_Action item_. Without the images, repeat every line of the listing exactly.

_Records for processing_.
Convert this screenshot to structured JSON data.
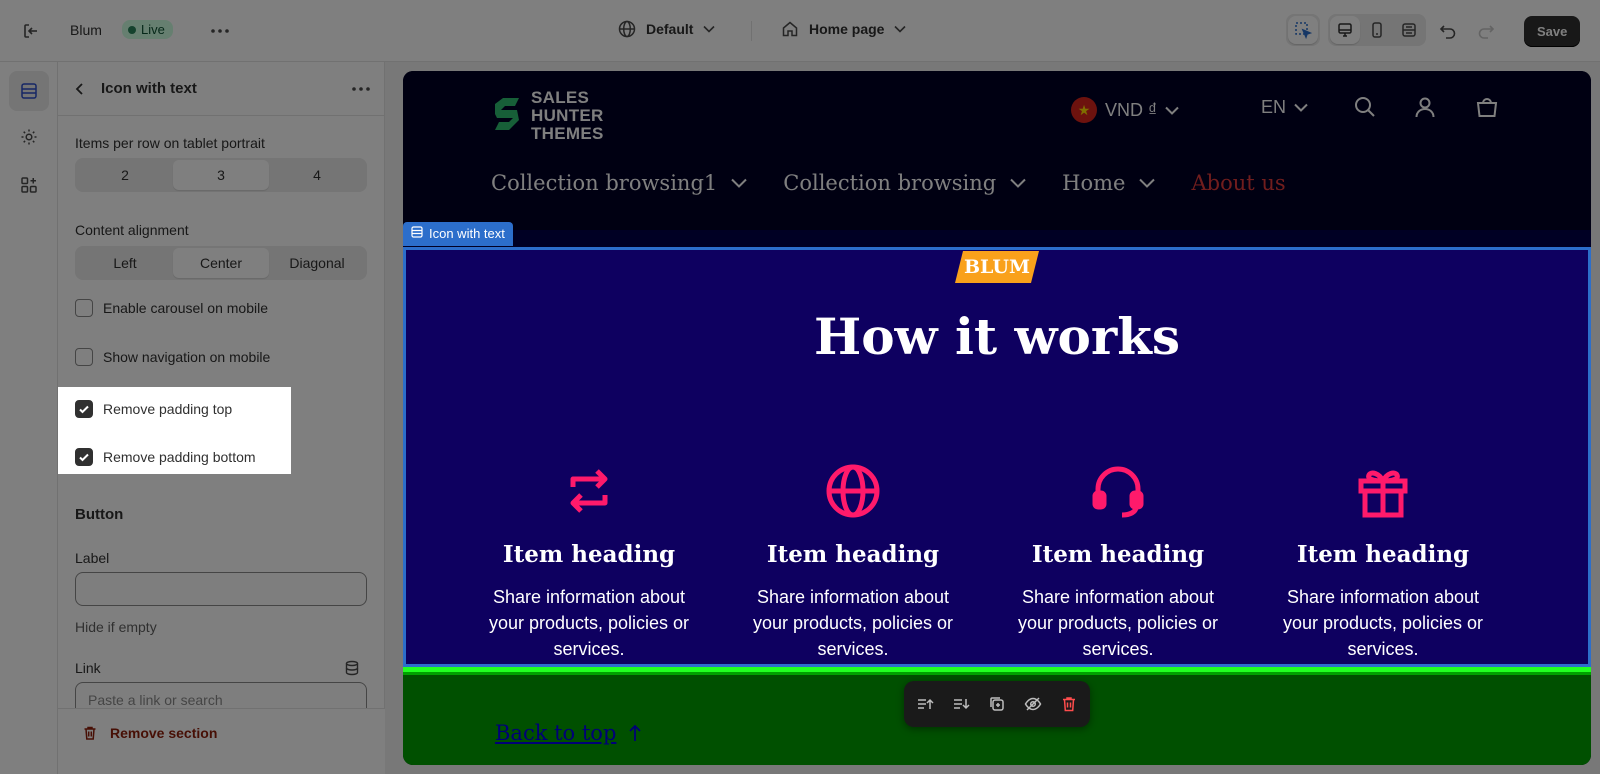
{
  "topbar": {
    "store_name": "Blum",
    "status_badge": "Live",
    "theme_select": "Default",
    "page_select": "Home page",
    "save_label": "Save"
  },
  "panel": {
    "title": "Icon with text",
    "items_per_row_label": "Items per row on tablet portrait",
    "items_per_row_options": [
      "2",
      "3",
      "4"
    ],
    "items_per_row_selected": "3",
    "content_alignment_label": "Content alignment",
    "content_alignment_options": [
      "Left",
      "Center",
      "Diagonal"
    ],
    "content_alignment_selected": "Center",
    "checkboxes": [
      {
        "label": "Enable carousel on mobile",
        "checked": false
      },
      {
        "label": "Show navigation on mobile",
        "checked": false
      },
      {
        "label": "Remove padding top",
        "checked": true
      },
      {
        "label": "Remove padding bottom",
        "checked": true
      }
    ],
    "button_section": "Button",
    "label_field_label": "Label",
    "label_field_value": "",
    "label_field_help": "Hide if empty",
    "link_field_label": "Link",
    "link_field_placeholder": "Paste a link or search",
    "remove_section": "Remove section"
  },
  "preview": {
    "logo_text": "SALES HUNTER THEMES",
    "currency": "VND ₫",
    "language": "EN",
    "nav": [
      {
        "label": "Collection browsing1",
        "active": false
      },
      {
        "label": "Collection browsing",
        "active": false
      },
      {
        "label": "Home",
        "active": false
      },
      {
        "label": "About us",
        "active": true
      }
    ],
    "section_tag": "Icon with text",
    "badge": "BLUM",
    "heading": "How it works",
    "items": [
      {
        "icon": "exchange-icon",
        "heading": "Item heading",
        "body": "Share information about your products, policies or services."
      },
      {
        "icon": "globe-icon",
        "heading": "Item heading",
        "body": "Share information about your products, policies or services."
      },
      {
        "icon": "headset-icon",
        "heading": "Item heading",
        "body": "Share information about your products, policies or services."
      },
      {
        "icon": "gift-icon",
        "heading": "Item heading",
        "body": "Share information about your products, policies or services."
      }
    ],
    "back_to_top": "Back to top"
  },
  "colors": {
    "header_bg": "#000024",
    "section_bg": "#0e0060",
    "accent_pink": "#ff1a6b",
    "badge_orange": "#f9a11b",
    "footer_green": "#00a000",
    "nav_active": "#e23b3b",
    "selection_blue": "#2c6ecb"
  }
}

_Finished exercise_.
Convert this screenshot to structured JSON data.
{
  "topbar": {
    "store_name": "Blum",
    "status_badge": "Live",
    "theme_select": "Default",
    "page_select": "Home page",
    "save_label": "Save"
  },
  "panel": {
    "title": "Icon with text",
    "items_per_row_label": "Items per row on tablet portrait",
    "items_per_row_options": [
      "2",
      "3",
      "4"
    ],
    "items_per_row_selected": "3",
    "content_alignment_label": "Content alignment",
    "content_alignment_options": [
      "Left",
      "Center",
      "Diagonal"
    ],
    "content_alignment_selected": "Center",
    "checkboxes": [
      {
        "label": "Enable carousel on mobile",
        "checked": false
      },
      {
        "label": "Show navigation on mobile",
        "checked": false
      },
      {
        "label": "Remove padding top",
        "checked": true
      },
      {
        "label": "Remove padding bottom",
        "checked": true
      }
    ],
    "button_section": "Button",
    "label_field_label": "Label",
    "label_field_value": "",
    "label_field_help": "Hide if empty",
    "link_field_label": "Link",
    "link_field_placeholder": "Paste a link or search",
    "remove_section": "Remove section"
  },
  "preview": {
    "logo_text": "SALES HUNTER THEMES",
    "currency": "VND ₫",
    "language": "EN",
    "nav": [
      {
        "label": "Collection browsing1",
        "active": false
      },
      {
        "label": "Collection browsing",
        "active": false
      },
      {
        "label": "Home",
        "active": false
      },
      {
        "label": "About us",
        "active": true
      }
    ],
    "section_tag": "Icon with text",
    "badge": "BLUM",
    "heading": "How it works",
    "items": [
      {
        "icon": "exchange-icon",
        "heading": "Item heading",
        "body": "Share information about your products, policies or services."
      },
      {
        "icon": "globe-icon",
        "heading": "Item heading",
        "body": "Share information about your products, policies or services."
      },
      {
        "icon": "headset-icon",
        "heading": "Item heading",
        "body": "Share information about your products, policies or services."
      },
      {
        "icon": "gift-icon",
        "heading": "Item heading",
        "body": "Share information about your products, policies or services."
      }
    ],
    "back_to_top": "Back to top"
  },
  "colors": {
    "header_bg": "#000024",
    "section_bg": "#0e0060",
    "accent_pink": "#ff1a6b",
    "badge_orange": "#f9a11b",
    "footer_green": "#00a000",
    "nav_active": "#e23b3b",
    "selection_blue": "#2c6ecb"
  }
}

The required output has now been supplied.